* [Problem details]: Find the line that contains "Output a JSON"; then retype it and each line after it, exactly, through the final line of the data below.

START Data to examine

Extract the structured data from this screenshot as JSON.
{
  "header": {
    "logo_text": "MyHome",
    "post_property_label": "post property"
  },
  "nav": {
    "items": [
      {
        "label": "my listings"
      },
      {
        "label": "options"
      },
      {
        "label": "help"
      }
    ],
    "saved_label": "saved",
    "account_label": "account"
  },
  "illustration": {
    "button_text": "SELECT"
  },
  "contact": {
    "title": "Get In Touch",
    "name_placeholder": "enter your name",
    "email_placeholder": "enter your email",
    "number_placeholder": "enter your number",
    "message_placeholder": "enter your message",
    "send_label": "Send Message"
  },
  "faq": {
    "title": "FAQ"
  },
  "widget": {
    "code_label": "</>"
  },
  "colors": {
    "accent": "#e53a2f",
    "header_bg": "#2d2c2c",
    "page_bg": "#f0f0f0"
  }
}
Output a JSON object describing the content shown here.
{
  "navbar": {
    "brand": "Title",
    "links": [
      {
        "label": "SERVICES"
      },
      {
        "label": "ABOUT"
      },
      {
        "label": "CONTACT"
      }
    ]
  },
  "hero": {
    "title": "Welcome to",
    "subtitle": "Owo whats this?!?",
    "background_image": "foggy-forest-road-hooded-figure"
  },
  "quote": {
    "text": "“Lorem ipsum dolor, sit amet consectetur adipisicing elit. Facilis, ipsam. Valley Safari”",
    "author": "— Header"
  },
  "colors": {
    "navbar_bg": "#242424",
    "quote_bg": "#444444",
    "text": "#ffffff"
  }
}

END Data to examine

* [Task answer]:
Output a JSON object describing the content shown here.
{
  "navbar": {
    "brand": "Title",
    "links": [
      {
        "label": "SERVICES"
      },
      {
        "label": "ABOUT"
      },
      {
        "label": "CONTACT"
      }
    ]
  },
  "hero": {
    "title": "Welcome to",
    "subtitle": "Owo whats this?!?",
    "background_image": "foggy-forest-road-hooded-figure"
  },
  "quote": {
    "text": "“Lorem ipsum dolor, sit amet consectetur adipisicing elit. Facilis, ipsam. Valley Safari”",
    "author": "— Header"
  },
  "colors": {
    "navbar_bg": "#242424",
    "quote_bg": "#444444",
    "text": "#ffffff"
  }
}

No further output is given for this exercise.